    The only upside here is that my kids LOVE playing with them. They were so excited coming home from Costco today because they wanted to go outside to “check on their babies” that I had picked and put in their bucket this morning. They’re outside right now as I type this poking and prodding and doing who knows what to them. It’s fun to see them excited about nature and animals and exploring their curiosity about things, and as long as they’re nowhere near my tomatoes I’m happy to let them go to town!

    If summer comes and goes without me blogging about it, does it make a sound?

    Suddenly I looked up and it was September. Summer flew by, and boy was it a hot one here in Northern Virginia. We had more 90+ degree days here than last year, and frankly I hate the heat and humidity, so to say that it limited my desire to be outside for extended periods would be an understatement! I didn’t hike, paddle, fish, or anything else nearly as much as I would have liked, but such is life.

    The summer wasn’t a total waste by any stretch of the imagination. Probably the highlight of the summer was having the chance to visit St. Thomas where I checked off a bucket-list item by snorkeling around a coral reef with sea turtles! If you have the chance, I highly recommend it.

    I’ll try to be back with more posts on a much more regular basis. I still have several posts in various levels of draft status so hopefully this is the start of T&T’s rebirth this fall.


    Nature in Your Own Backyard

    It’s been a crazy month so far and it’s left me with little time for managing the blog, so I hope you haven’t missed me too much!

    Late Spring and early summer have had the critters out and about, and we’ve been pretty lucky here at the ol’ suburban homestead to have some friendly creature visitors. I guess that’s what happens when you buy the lot that backs up to the woods!

    Robins Under the Deck
    So it’s not bats in the belfry, but still pretty fun. Mr. And Mrs. Robin decided to make the underside of our deck their home. I noticed it last month, and a few weeks ago saw these eggs in there.

    The kids loved to peek up there to see the eggs, and I tried to give the nest as much space as possible to not stress them out, but unfortunately I discovered last week that the nest had been abandoned and there was no sign of the eggs. That led me to believe that perhaps our next visitor, or one of his friends, had something to do with the disappearance since there wasn’t even a fleck of broken shell in the nest.

    “Hey daddy, there’s a snake right there.”
    Said my son calmly as he pointed at the four-foot Eastern Rat Snake in our front flower bed.


    I am by no means a snake expert, but a quick look at our visitor told me he wasn’t venomous or a threat as long as we gave him some space.
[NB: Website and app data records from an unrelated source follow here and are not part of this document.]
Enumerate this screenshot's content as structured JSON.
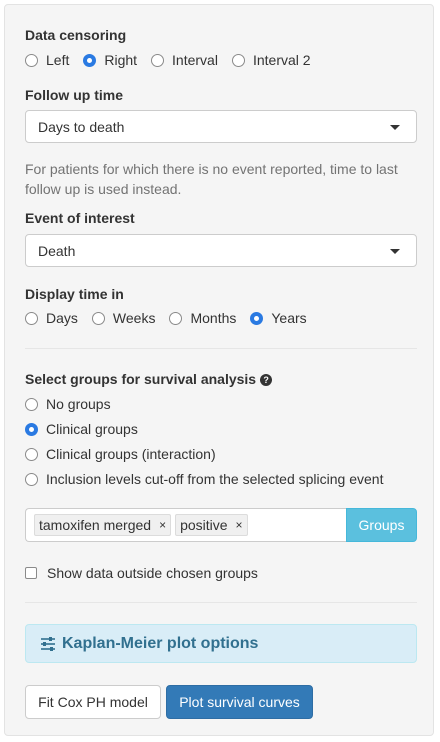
{
  "censoring": {
    "label": "Data censoring",
    "options": [
      "Left",
      "Right",
      "Interval",
      "Interval 2"
    ],
    "selected": "Right"
  },
  "followup": {
    "label": "Follow up time",
    "value": "Days to death",
    "help": "For patients for which there is no event reported, time to last follow up is used instead."
  },
  "event": {
    "label": "Event of interest",
    "value": "Death"
  },
  "display_time": {
    "label": "Display time in",
    "options": [
      "Days",
      "Weeks",
      "Months",
      "Years"
    ],
    "selected": "Years"
  },
  "groups": {
    "label": "Select groups for survival analysis",
    "options": [
      "No groups",
      "Clinical groups",
      "Clinical groups (interaction)",
      "Inclusion levels cut-off from the selected splicing event"
    ],
    "selected": "Clinical groups",
    "tags": [
      "tamoxifen merged",
      "positive"
    ],
    "tag_remove": "×",
    "button": "Groups"
  },
  "show_outside": {
    "label": "Show data outside chosen groups",
    "checked": false
  },
  "km_options": {
    "label": "Kaplan-Meier plot options"
  },
  "actions": {
    "fit_cox": "Fit Cox PH model",
    "plot": "Plot survival curves"
  },
  "colors": {
    "primary": "#337ab7",
    "info": "#5bc0de",
    "radio_selected": "#2a7ae2",
    "panel_bg": "#f5f5f5"
  }
}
I of course backed that up with a quick search of the interwebs, and once it was clear that it wasn’t going to eat any of the kids we actually had a fun time watching our new friend slither around back and off into the woods.



    My wife was decidedly less amused when she later saw another snake lounging on our back patio while she was out there with the kids one morning. However, we have haven’t seen any since, which lends credence to my theory that they may have come for a little snack at the robins’ nest.

    “What the heck is THAT?!”
    Is what I said when walked out onto the patio, looked at the stairs leading up to the deck, and saw this:

    Easily one of the bigger winged insects I’ve seen! I took this picture fully terrified that this guy was going to attack me like Mothra going after Godzilla. However, once I consulted the trusty interwebs, I discovered that this is a Luna Moth, and they only fly at night. I’ll pause for a second to let you contemplate the thought of one of these things landing on your face while you sit on your patio at night…

    Now that you’ve thought that through hopefully you can move on and appreciate how cool looking this thing is! The kids never really got to that point though, because apparently dad’s reassurances that it wouldn’t fly during the day couldn’t make them want to get anywhere near him.

    That’s all for now, and I’ll try to get back on schedule here.

    Cheers everyone!